Required work
Your task is to find every line of the data that holds the string "time" and copy it.

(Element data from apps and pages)
#####

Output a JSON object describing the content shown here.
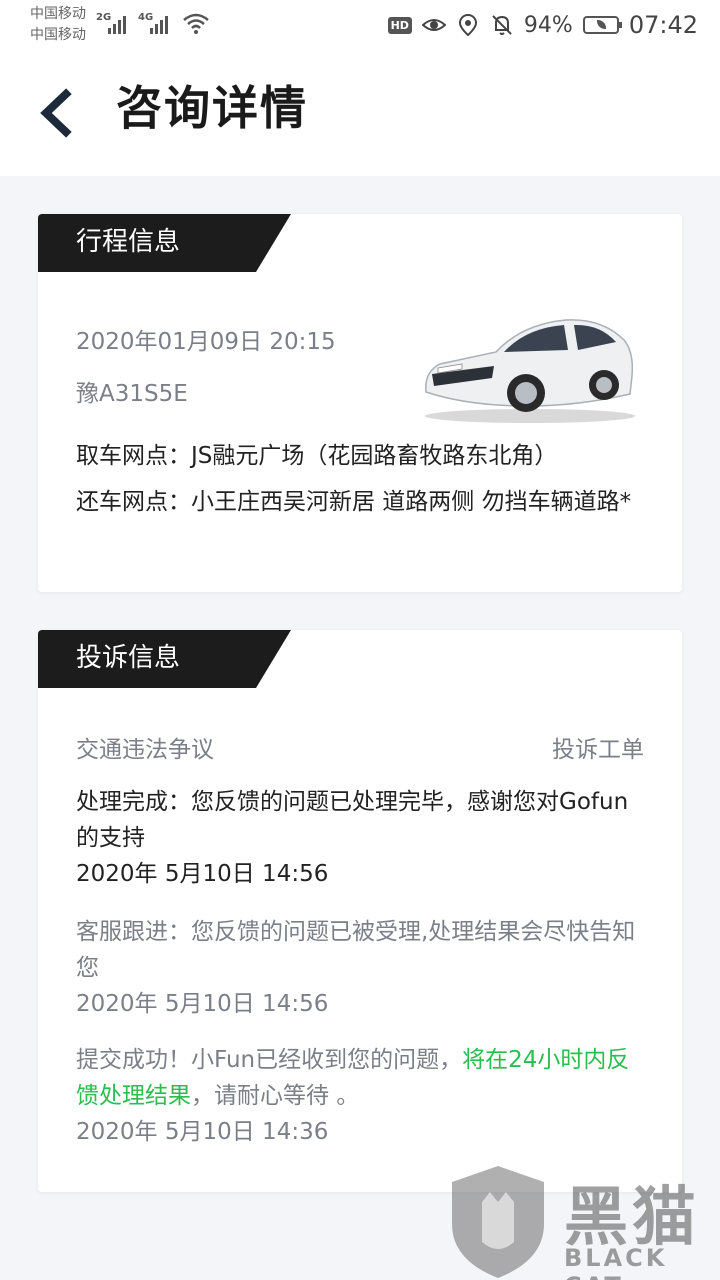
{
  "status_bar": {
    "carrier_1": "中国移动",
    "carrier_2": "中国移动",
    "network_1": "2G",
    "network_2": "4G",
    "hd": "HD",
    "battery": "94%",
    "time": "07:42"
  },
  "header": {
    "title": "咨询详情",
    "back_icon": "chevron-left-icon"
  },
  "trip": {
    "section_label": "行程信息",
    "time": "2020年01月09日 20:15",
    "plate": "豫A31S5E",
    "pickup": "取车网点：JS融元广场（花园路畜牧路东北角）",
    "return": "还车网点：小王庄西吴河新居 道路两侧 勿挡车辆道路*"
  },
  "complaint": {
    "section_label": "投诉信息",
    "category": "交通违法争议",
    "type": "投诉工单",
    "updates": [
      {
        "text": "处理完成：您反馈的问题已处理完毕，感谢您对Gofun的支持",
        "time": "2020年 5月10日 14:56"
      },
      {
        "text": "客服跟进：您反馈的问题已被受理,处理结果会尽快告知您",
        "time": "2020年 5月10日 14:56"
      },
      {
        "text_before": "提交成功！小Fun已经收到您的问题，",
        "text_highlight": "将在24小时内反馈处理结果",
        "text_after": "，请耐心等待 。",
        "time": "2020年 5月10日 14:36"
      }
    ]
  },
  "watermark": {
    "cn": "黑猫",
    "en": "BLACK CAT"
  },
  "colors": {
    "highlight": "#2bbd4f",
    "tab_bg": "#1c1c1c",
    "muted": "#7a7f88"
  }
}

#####

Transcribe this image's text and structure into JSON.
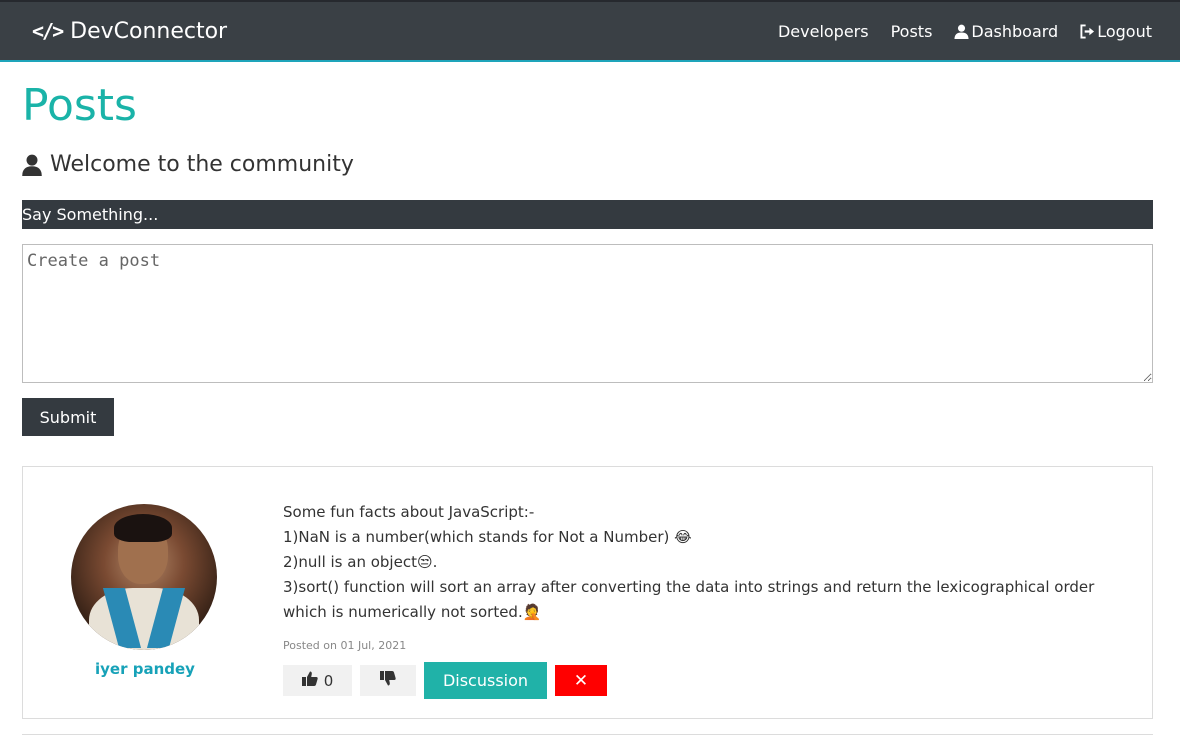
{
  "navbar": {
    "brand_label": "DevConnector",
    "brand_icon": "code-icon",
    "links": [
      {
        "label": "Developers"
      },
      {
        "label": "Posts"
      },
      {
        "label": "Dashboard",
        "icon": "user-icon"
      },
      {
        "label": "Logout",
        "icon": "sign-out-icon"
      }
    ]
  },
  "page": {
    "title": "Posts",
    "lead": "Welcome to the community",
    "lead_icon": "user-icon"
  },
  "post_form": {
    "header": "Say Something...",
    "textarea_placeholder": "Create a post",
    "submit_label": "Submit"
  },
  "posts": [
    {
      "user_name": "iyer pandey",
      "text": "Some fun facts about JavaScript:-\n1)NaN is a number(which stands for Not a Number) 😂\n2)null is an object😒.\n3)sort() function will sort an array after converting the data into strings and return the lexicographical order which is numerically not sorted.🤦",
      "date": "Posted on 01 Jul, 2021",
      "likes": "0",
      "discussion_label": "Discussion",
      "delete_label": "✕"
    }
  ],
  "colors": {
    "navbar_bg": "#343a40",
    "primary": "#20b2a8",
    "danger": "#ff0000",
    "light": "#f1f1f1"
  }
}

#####

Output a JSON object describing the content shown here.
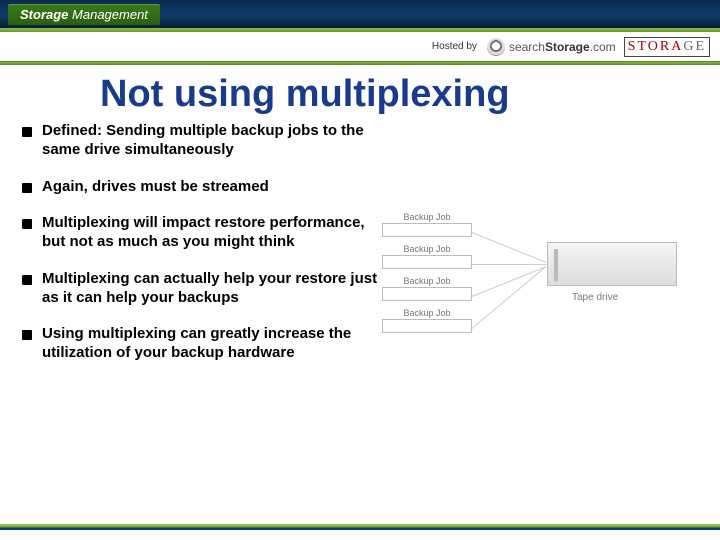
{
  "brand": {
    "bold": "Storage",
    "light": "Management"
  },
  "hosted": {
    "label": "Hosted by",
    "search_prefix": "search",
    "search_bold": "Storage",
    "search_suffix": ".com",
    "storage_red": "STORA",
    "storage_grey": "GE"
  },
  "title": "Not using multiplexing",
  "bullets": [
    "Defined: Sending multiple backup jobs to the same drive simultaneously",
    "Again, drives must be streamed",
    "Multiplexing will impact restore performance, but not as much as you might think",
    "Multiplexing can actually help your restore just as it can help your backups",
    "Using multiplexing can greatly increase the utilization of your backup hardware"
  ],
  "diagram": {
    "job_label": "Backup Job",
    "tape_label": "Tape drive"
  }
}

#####

Answer area
    "time": "07:42"
    "time": "2020年01月09日 20:15",
        "time": "2020年 5月10日 14:56"
        "time": "2020年 5月10日 14:56"
        "time": "2020年 5月10日 14:36"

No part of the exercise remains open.